▶ Exercise description:
Images do not belong in the copy. Retype the entries exactly.

Element data from apps and pages:

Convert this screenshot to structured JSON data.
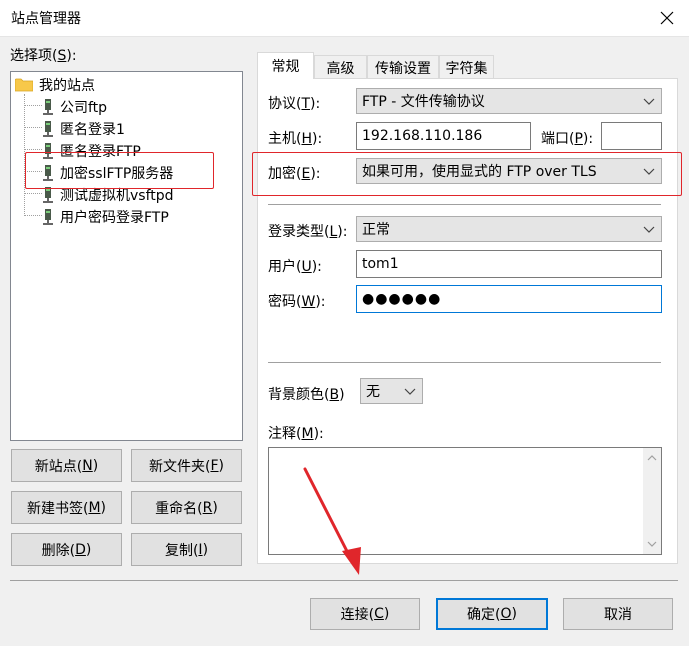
{
  "window": {
    "title": "站点管理器"
  },
  "left": {
    "select_label": "选择项(",
    "select_key": "S",
    "select_suffix": "):",
    "root": "我的站点",
    "sites": [
      "公司ftp",
      "匿名登录1",
      "匿名登录FTP",
      "加密sslFTP服务器",
      "测试虚拟机vsftpd",
      "用户密码登录FTP"
    ],
    "buttons": {
      "new_site": {
        "text": "新站点(",
        "key": "N",
        "suffix": ")"
      },
      "new_folder": {
        "text": "新文件夹(",
        "key": "F",
        "suffix": ")"
      },
      "new_bookmark": {
        "text": "新建书签(",
        "key": "M",
        "suffix": ")"
      },
      "rename": {
        "text": "重命名(",
        "key": "R",
        "suffix": ")"
      },
      "delete": {
        "text": "删除(",
        "key": "D",
        "suffix": ")"
      },
      "copy": {
        "text": "复制(",
        "key": "I",
        "suffix": ")"
      }
    }
  },
  "tabs": [
    "常规",
    "高级",
    "传输设置",
    "字符集"
  ],
  "general": {
    "protocol": {
      "label": "协议(",
      "key": "T",
      "suffix": "):",
      "value": "FTP - 文件传输协议"
    },
    "host": {
      "label": "主机(",
      "key": "H",
      "suffix": "):",
      "value": "192.168.110.186"
    },
    "port": {
      "label": "端口(",
      "key": "P",
      "suffix": "):",
      "value": ""
    },
    "encryption": {
      "label": "加密(",
      "key": "E",
      "suffix": "):",
      "value": "如果可用，使用显式的 FTP over TLS"
    },
    "logon_type": {
      "label": "登录类型(",
      "key": "L",
      "suffix": "):",
      "value": "正常"
    },
    "user": {
      "label": "用户(",
      "key": "U",
      "suffix": "):",
      "value": "tom1"
    },
    "password": {
      "label": "密码(",
      "key": "W",
      "suffix": "):",
      "value": "●●●●●●"
    },
    "bg_color": {
      "label": "背景颜色(",
      "key": "B",
      "suffix": ")",
      "value": "无"
    },
    "comments": {
      "label": "注释(",
      "key": "M",
      "suffix": "):",
      "value": ""
    }
  },
  "footer": {
    "connect": {
      "text": "连接(",
      "key": "C",
      "suffix": ")"
    },
    "ok": {
      "text": "确定(",
      "key": "O",
      "suffix": ")"
    },
    "cancel": {
      "text": "取消"
    }
  },
  "colors": {
    "highlight_box": "#e0262b",
    "arrow": "#e0262b",
    "focus": "#0078d7"
  }
}
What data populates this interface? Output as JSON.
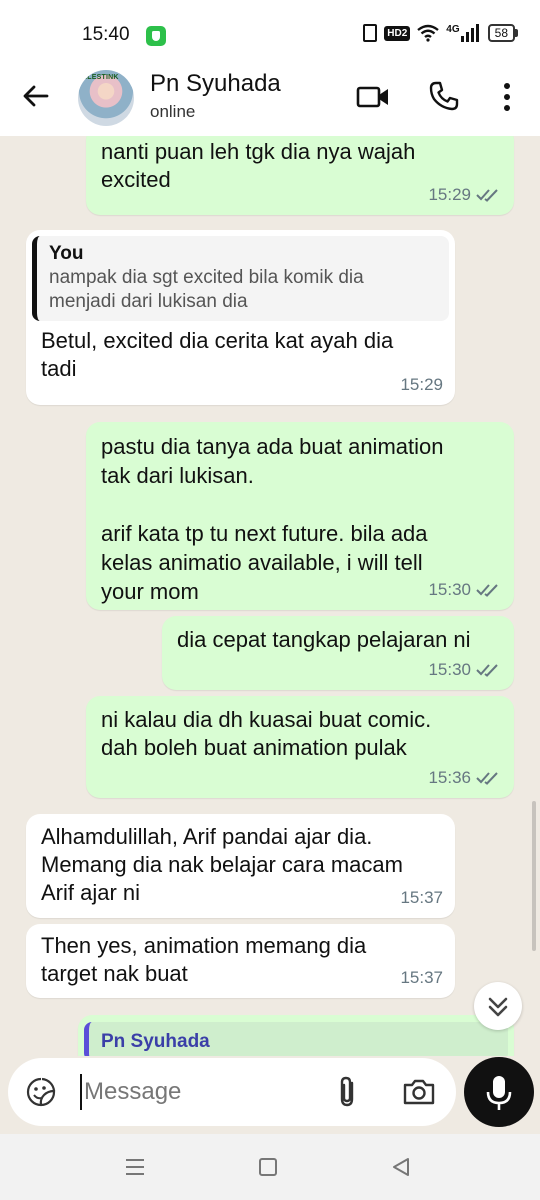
{
  "status_bar": {
    "time": "15:40",
    "network": "4G",
    "hd_label": "HD2",
    "battery": "58"
  },
  "header": {
    "contact_name": "Pn Syuhada",
    "contact_status": "online",
    "avatar_text": "KLESTINK"
  },
  "messages": [
    {
      "direction": "out",
      "text": "nanti puan leh tgk dia nya wajah\nexcited",
      "time": "15:29",
      "read": true
    },
    {
      "direction": "in",
      "quote": {
        "author": "You",
        "text": "nampak dia sgt excited bila komik dia\nmenjadi dari lukisan dia"
      },
      "text": "Betul, excited dia cerita kat ayah dia\ntadi",
      "time": "15:29"
    },
    {
      "direction": "out",
      "text": "pastu dia tanya ada buat animation\ntak dari lukisan.\n\narif kata tp tu next future. bila ada\nkelas animatio available, i will tell\nyour mom",
      "time": "15:30",
      "read": true
    },
    {
      "direction": "out",
      "text": "dia cepat tangkap pelajaran ni",
      "time": "15:30",
      "read": true
    },
    {
      "direction": "out",
      "text": "ni kalau dia dh kuasai buat comic.\ndah boleh buat animation pulak",
      "time": "15:36",
      "read": true
    },
    {
      "direction": "in",
      "text": "Alhamdulillah, Arif pandai ajar dia.\nMemang dia nak belajar cara macam\nArif ajar ni",
      "time": "15:37"
    },
    {
      "direction": "in",
      "text": "Then yes, animation memang dia\ntarget nak buat",
      "time": "15:37"
    },
    {
      "direction": "out",
      "quote": {
        "author": "Pn Syuhada"
      }
    }
  ],
  "composer": {
    "placeholder": "Message"
  },
  "colors": {
    "outgoing_bubble": "#d9fdd3",
    "incoming_bubble": "#ffffff",
    "chat_background": "#efeae2",
    "read_tick": "#667781"
  }
}
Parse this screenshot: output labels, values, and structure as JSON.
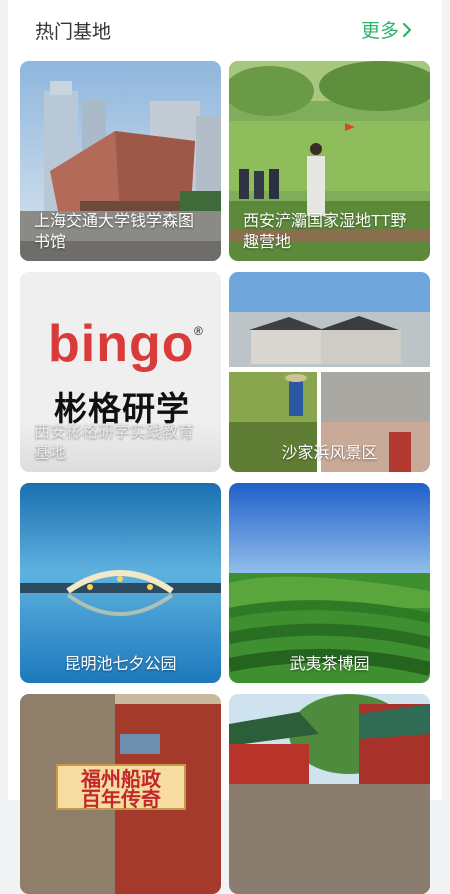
{
  "header": {
    "title": "热门基地",
    "more_label": "更多"
  },
  "cards": [
    {
      "caption": "上海交通大学钱学森图书馆"
    },
    {
      "caption": "西安浐灞国家湿地TT野趣营地"
    },
    {
      "caption": "西安彬格研学实践教育基地",
      "logo_word": "bingo",
      "logo_mark": "®",
      "logo_cn": "彬格研学"
    },
    {
      "caption": "沙家浜风景区"
    },
    {
      "caption": "昆明池七夕公园"
    },
    {
      "caption": "武夷茶博园"
    },
    {
      "caption": "",
      "sign_line1": "福州船政",
      "sign_line2": "百年传奇"
    },
    {
      "caption": ""
    }
  ],
  "colors": {
    "accent": "#2fb36b",
    "title_text": "#333333"
  }
}
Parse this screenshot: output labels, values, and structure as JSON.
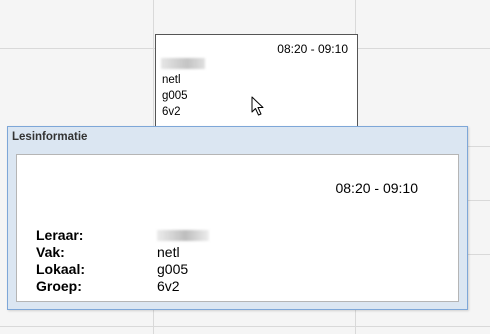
{
  "lesson_card": {
    "time": "08:20 - 09:10",
    "subject": "netl",
    "room": "g005",
    "group": "6v2"
  },
  "popup": {
    "title": "Lesinformatie",
    "time": "08:20 - 09:10",
    "rows": [
      {
        "label": "Leraar:",
        "value": ""
      },
      {
        "label": "Vak:",
        "value": "netl"
      },
      {
        "label": "Lokaal:",
        "value": "g005"
      },
      {
        "label": "Groep:",
        "value": "6v2"
      }
    ]
  },
  "icons": {
    "cursor": "arrow-cursor-icon",
    "teacher_redacted": "redacted-name"
  },
  "colors": {
    "popup_header_bg": "#dbe6f2",
    "popup_border": "#7ea7d8",
    "grid_line": "#d9d9d9"
  }
}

▶ Finished task:
Convert this screenshot to structured JSON data.
{
  "window": {
    "title": "站点管理器"
  },
  "left": {
    "select_label": "选择项(",
    "select_key": "S",
    "select_suffix": "):",
    "root": "我的站点",
    "sites": [
      "公司ftp",
      "匿名登录1",
      "匿名登录FTP",
      "加密sslFTP服务器",
      "测试虚拟机vsftpd",
      "用户密码登录FTP"
    ],
    "buttons": {
      "new_site": {
        "text": "新站点(",
        "key": "N",
        "suffix": ")"
      },
      "new_folder": {
        "text": "新文件夹(",
        "key": "F",
        "suffix": ")"
      },
      "new_bookmark": {
        "text": "新建书签(",
        "key": "M",
        "suffix": ")"
      },
      "rename": {
        "text": "重命名(",
        "key": "R",
        "suffix": ")"
      },
      "delete": {
        "text": "删除(",
        "key": "D",
        "suffix": ")"
      },
      "copy": {
        "text": "复制(",
        "key": "I",
        "suffix": ")"
      }
    }
  },
  "tabs": [
    "常规",
    "高级",
    "传输设置",
    "字符集"
  ],
  "general": {
    "protocol": {
      "label": "协议(",
      "key": "T",
      "suffix": "):",
      "value": "FTP - 文件传输协议"
    },
    "host": {
      "label": "主机(",
      "key": "H",
      "suffix": "):",
      "value": "192.168.110.186"
    },
    "port": {
      "label": "端口(",
      "key": "P",
      "suffix": "):",
      "value": ""
    },
    "encryption": {
      "label": "加密(",
      "key": "E",
      "suffix": "):",
      "value": "如果可用，使用显式的 FTP over TLS"
    },
    "logon_type": {
      "label": "登录类型(",
      "key": "L",
      "suffix": "):",
      "value": "正常"
    },
    "user": {
      "label": "用户(",
      "key": "U",
      "suffix": "):",
      "value": "tom1"
    },
    "password": {
      "label": "密码(",
      "key": "W",
      "suffix": "):",
      "value": "●●●●●●"
    },
    "bg_color": {
      "label": "背景颜色(",
      "key": "B",
      "suffix": ")",
      "value": "无"
    },
    "comments": {
      "label": "注释(",
      "key": "M",
      "suffix": "):",
      "value": ""
    }
  },
  "footer": {
    "connect": {
      "text": "连接(",
      "key": "C",
      "suffix": ")"
    },
    "ok": {
      "text": "确定(",
      "key": "O",
      "suffix": ")"
    },
    "cancel": {
      "text": "取消"
    }
  },
  "colors": {
    "highlight_box": "#e0262b",
    "arrow": "#e0262b",
    "focus": "#0078d7"
  }
}
What data populates this interface? Output as JSON.
{
  "status_bar": {
    "time": "15:40",
    "network": "4G",
    "hd_label": "HD2",
    "battery": "58"
  },
  "header": {
    "contact_name": "Pn Syuhada",
    "contact_status": "online",
    "avatar_text": "KLESTINK"
  },
  "messages": [
    {
      "direction": "out",
      "text": "nanti puan leh tgk dia nya wajah\nexcited",
      "time": "15:29",
      "read": true
    },
    {
      "direction": "in",
      "quote": {
        "author": "You",
        "text": "nampak dia sgt excited bila komik dia\nmenjadi dari lukisan dia"
      },
      "text": "Betul, excited dia cerita kat ayah dia\ntadi",
      "time": "15:29"
    },
    {
      "direction": "out",
      "text": "pastu dia tanya ada buat animation\ntak dari lukisan.\n\narif kata tp tu next future. bila ada\nkelas animatio available, i will tell\nyour mom",
      "time": "15:30",
      "read": true
    },
    {
      "direction": "out",
      "text": "dia cepat tangkap pelajaran ni",
      "time": "15:30",
      "read": true
    },
    {
      "direction": "out",
      "text": "ni kalau dia dh kuasai buat comic.\ndah boleh buat animation pulak",
      "time": "15:36",
      "read": true
    },
    {
      "direction": "in",
      "text": "Alhamdulillah, Arif pandai ajar dia.\nMemang dia nak belajar cara macam\nArif ajar ni",
      "time": "15:37"
    },
    {
      "direction": "in",
      "text": "Then yes, animation memang dia\ntarget nak buat",
      "time": "15:37"
    },
    {
      "direction": "out",
      "quote": {
        "author": "Pn Syuhada"
      }
    }
  ],
  "composer": {
    "placeholder": "Message"
  },
  "colors": {
    "outgoing_bubble": "#d9fdd3",
    "incoming_bubble": "#ffffff",
    "chat_background": "#efeae2",
    "read_tick": "#667781"
  }
}
Parse this screenshot: output labels, values, and structure as JSON.
{
  "header": {
    "title": "热门基地",
    "more_label": "更多"
  },
  "cards": [
    {
      "caption": "上海交通大学钱学森图书馆"
    },
    {
      "caption": "西安浐灞国家湿地TT野趣营地"
    },
    {
      "caption": "西安彬格研学实践教育基地",
      "logo_word": "bingo",
      "logo_mark": "®",
      "logo_cn": "彬格研学"
    },
    {
      "caption": "沙家浜风景区"
    },
    {
      "caption": "昆明池七夕公园"
    },
    {
      "caption": "武夷茶博园"
    },
    {
      "caption": "",
      "sign_line1": "福州船政",
      "sign_line2": "百年传奇"
    },
    {
      "caption": ""
    }
  ],
  "colors": {
    "accent": "#2fb36b",
    "title_text": "#333333"
  }
}
Parse this screenshot: output labels, values, and structure as JSON.
{
  "lesson_card": {
    "time": "08:20 - 09:10",
    "subject": "netl",
    "room": "g005",
    "group": "6v2"
  },
  "popup": {
    "title": "Lesinformatie",
    "time": "08:20 - 09:10",
    "rows": [
      {
        "label": "Leraar:",
        "value": ""
      },
      {
        "label": "Vak:",
        "value": "netl"
      },
      {
        "label": "Lokaal:",
        "value": "g005"
      },
      {
        "label": "Groep:",
        "value": "6v2"
      }
    ]
  },
  "icons": {
    "cursor": "arrow-cursor-icon",
    "teacher_redacted": "redacted-name"
  },
  "colors": {
    "popup_header_bg": "#dbe6f2",
    "popup_border": "#7ea7d8",
    "grid_line": "#d9d9d9"
  }
}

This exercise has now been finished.